Though the Omollos started working on Kikwetu in 2014, it didn’t pick up steam until 2018.
That’s when they pitched their first tent at the Hyde Park Farmer’s Market, hoping to have a little fun and maybe sell a few bags of coffee beans. They did not expect to sell out in 30 minutes.
The next week they brought more bags and a few coffee pots to brew on site, and the week after that they brought homemade mandazi, a snack of deep-fried dough that is popular in Kenya and elsewhere in Africa, similar to the beignets of New Orleans.
The mandazi proved to be a turning point for Kikwetu, as shoppers from varied nationalities flocked to the tent at the familiar sight. One of those shoppers was the Polsky Center’s Isra Omar, whose native Somalia has a version of mandazi. Omar, who manages the Small Business Growth Program, encouraged Kikwetu to apply to the program.
For 10 weeks in fall of 2019, Omollo worked with a team of Chicago Booth students to create a growth plan for Kikwetu. The outside perspective gave structure to their “amorphous dreams” and was transformative for the business.
“They opened our eyes that this could be a bigger opportunity than the fun we were having,” Omollo said. “We talked a lot about amplifying our story and creating differentiation in a crowded marketplace.”

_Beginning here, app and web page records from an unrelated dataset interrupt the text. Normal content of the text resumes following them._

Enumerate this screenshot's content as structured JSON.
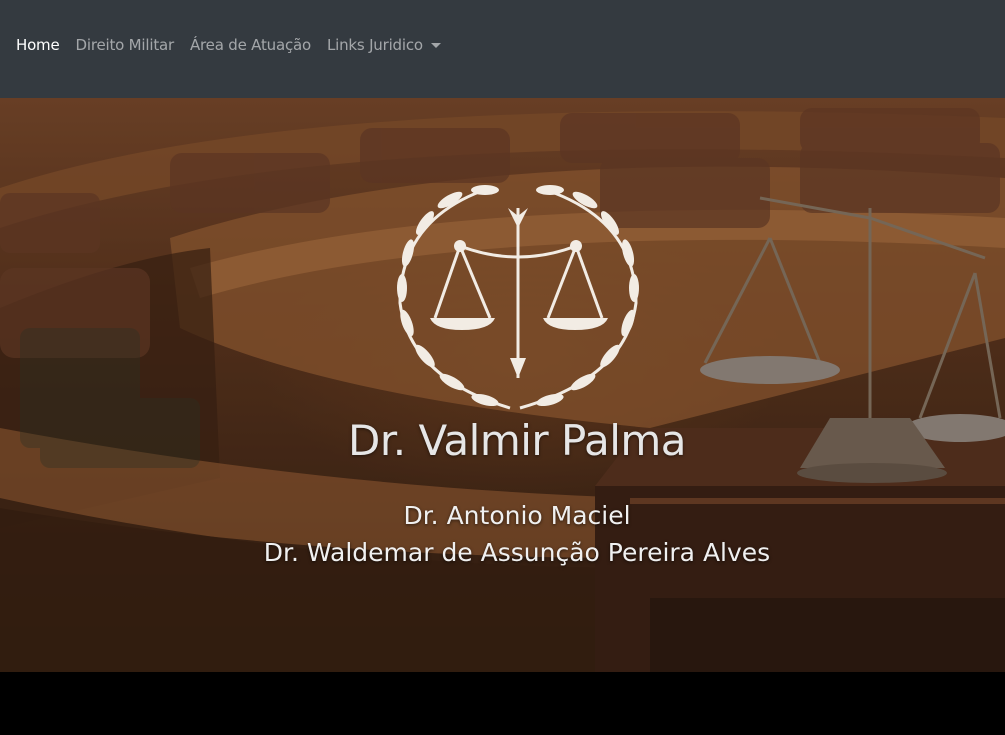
{
  "nav": {
    "items": [
      {
        "label": "Home"
      },
      {
        "label": "Direito Militar"
      },
      {
        "label": "Área de Atuação"
      },
      {
        "label": "Links Juridico"
      }
    ],
    "dropdown_icon": "caret-down-icon"
  },
  "hero": {
    "emblem_icon": "scales-of-justice-laurel-icon",
    "title": "Dr. Valmir Palma",
    "subtitles": [
      "Dr. Antonio Maciel",
      "Dr. Waldemar de Assunção Pereira Alves"
    ],
    "background_image": "courtroom-with-scales-photo"
  },
  "colors": {
    "navbar_bg": "#343a40",
    "nav_active": "#ffffff",
    "nav_inactive": "rgba(255,255,255,0.55)",
    "footer_bg": "#000000"
  }
}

Since then, Kikwetu has expanded to more than a half dozen farmers markets, including Green City, West Loop, South Loop, Hyde Park, Logan Square, North Center, and Wicker Park, drawing long lines of customers and employing 20 people part-time during the season. Martha Itulya-Omollo left her 20-year career in catering at Hilton Hotels to work full time in the business.
Last year, Kikwetu turned a profit for the first time.
Kikwetu’s growth strategy includes hosting more pop-up events, expanding online sales, and offering catering, including coffee and tea service for corporate team events and condo buildings. It also is establishing retail partnerships, and since November Kikwetu coffee beans have been on the shelves at Dom’s Kitchen and Market. Omollo hopes to catch the eye of retailers focused on featuring local brands, such as Foxtrot Market.
Down the road, Omollo aspires to open a destination coffee shop that embodies Kikwetu’s community ethos and celebrates both Kenya and Chicago.
“I think the biggest service an immigrant can have in the U.S. is to build a bridge back to where they came from,” Omollo said. “This is what makes the U.S. special. And this is what makes Chicago a world-class city.”
Article by Alexia Elejalde-Ruiz, associate director of media relations and external communications at the Polsky Center. A longtime journalist, Alexia most recently was a business reporter with the Chicago Tribune. Reach Alexia via email or on Twitter @alexiaer.